Excerpts from an interface dataset
------------------------

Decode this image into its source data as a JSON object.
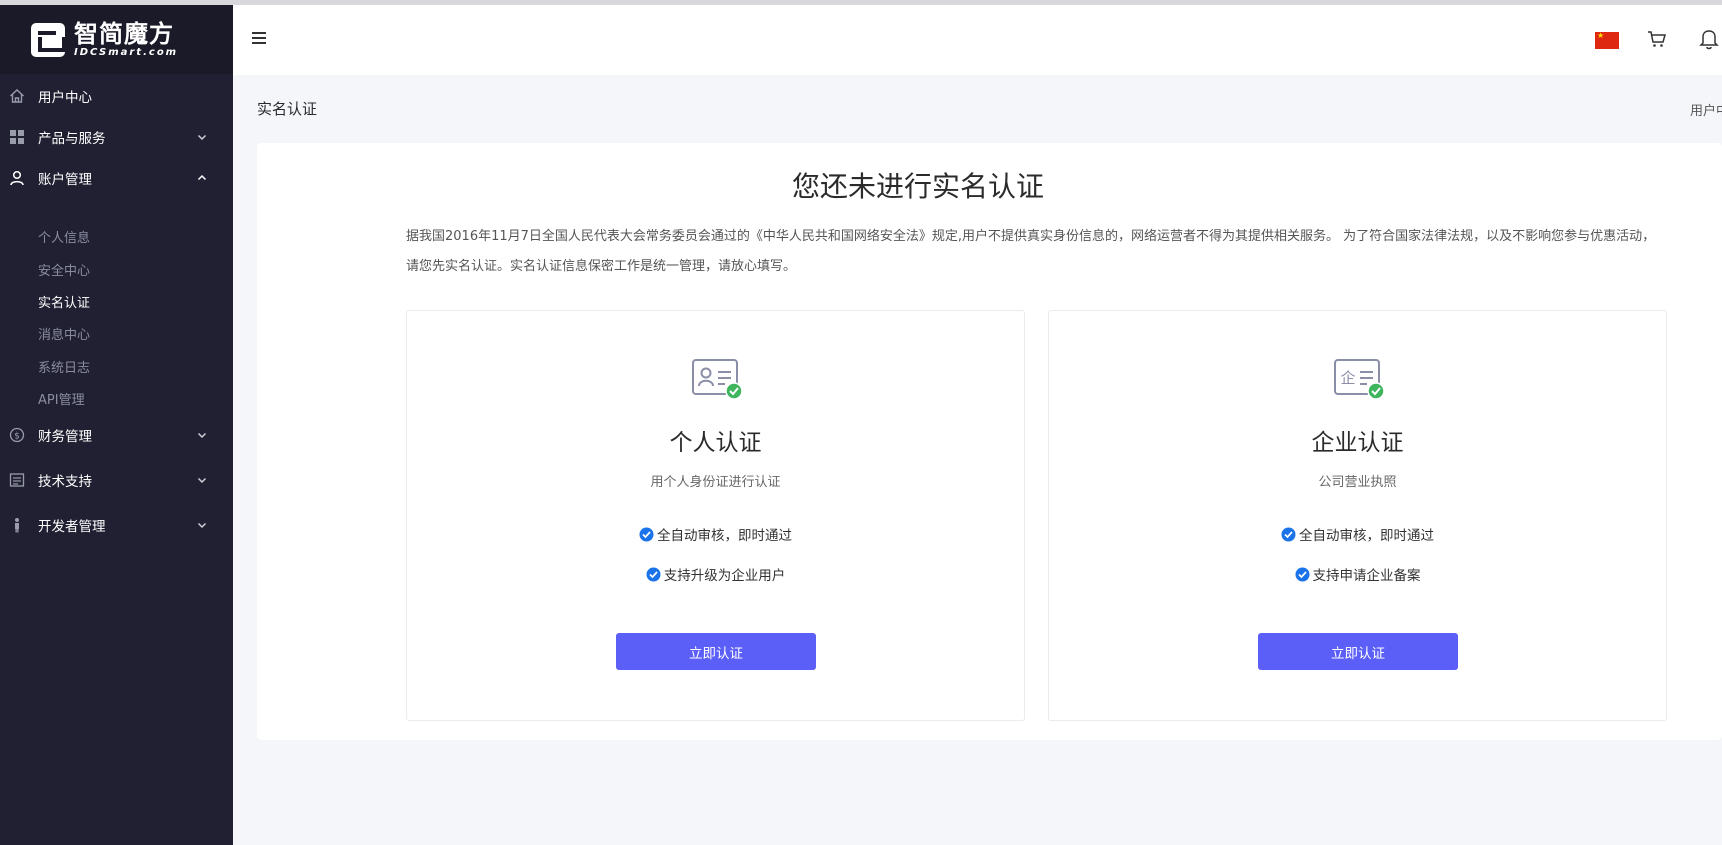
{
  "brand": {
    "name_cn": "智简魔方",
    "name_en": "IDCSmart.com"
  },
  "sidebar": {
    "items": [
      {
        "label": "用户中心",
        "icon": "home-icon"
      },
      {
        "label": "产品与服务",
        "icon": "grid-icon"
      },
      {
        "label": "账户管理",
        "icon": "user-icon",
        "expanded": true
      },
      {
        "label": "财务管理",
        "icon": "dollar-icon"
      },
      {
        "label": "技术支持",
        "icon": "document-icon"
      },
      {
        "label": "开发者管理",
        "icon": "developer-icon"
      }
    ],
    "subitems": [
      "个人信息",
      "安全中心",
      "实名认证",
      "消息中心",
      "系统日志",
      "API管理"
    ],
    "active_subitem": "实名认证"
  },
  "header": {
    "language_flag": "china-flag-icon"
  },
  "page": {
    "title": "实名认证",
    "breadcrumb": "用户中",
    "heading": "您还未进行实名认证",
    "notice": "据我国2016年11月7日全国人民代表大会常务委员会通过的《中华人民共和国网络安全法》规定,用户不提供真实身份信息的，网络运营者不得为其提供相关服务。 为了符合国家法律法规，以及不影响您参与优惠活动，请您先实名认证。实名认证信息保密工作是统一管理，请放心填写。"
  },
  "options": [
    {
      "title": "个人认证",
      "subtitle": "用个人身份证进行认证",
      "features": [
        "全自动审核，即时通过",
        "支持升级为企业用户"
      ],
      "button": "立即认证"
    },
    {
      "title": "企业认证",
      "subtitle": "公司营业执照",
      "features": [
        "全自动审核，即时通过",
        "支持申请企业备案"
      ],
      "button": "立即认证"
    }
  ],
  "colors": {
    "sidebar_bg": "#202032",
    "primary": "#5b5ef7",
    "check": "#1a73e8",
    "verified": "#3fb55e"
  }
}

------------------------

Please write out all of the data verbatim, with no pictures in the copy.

▶ Written answer
Decode this image into its source data as a JSON object.
{
  "brand": {
    "name_cn": "智简魔方",
    "name_en": "IDCSmart.com"
  },
  "sidebar": {
    "items": [
      {
        "label": "用户中心",
        "icon": "home-icon"
      },
      {
        "label": "产品与服务",
        "icon": "grid-icon"
      },
      {
        "label": "账户管理",
        "icon": "user-icon",
        "expanded": true
      },
      {
        "label": "财务管理",
        "icon": "dollar-icon"
      },
      {
        "label": "技术支持",
        "icon": "document-icon"
      },
      {
        "label": "开发者管理",
        "icon": "developer-icon"
      }
    ],
    "subitems": [
      "个人信息",
      "安全中心",
      "实名认证",
      "消息中心",
      "系统日志",
      "API管理"
    ],
    "active_subitem": "实名认证"
  },
  "header": {
    "language_flag": "china-flag-icon"
  },
  "page": {
    "title": "实名认证",
    "breadcrumb": "用户中",
    "heading": "您还未进行实名认证",
    "notice": "据我国2016年11月7日全国人民代表大会常务委员会通过的《中华人民共和国网络安全法》规定,用户不提供真实身份信息的，网络运营者不得为其提供相关服务。 为了符合国家法律法规，以及不影响您参与优惠活动，请您先实名认证。实名认证信息保密工作是统一管理，请放心填写。"
  },
  "options": [
    {
      "title": "个人认证",
      "subtitle": "用个人身份证进行认证",
      "features": [
        "全自动审核，即时通过",
        "支持升级为企业用户"
      ],
      "button": "立即认证"
    },
    {
      "title": "企业认证",
      "subtitle": "公司营业执照",
      "features": [
        "全自动审核，即时通过",
        "支持申请企业备案"
      ],
      "button": "立即认证"
    }
  ],
  "colors": {
    "sidebar_bg": "#202032",
    "primary": "#5b5ef7",
    "check": "#1a73e8",
    "verified": "#3fb55e"
  }
}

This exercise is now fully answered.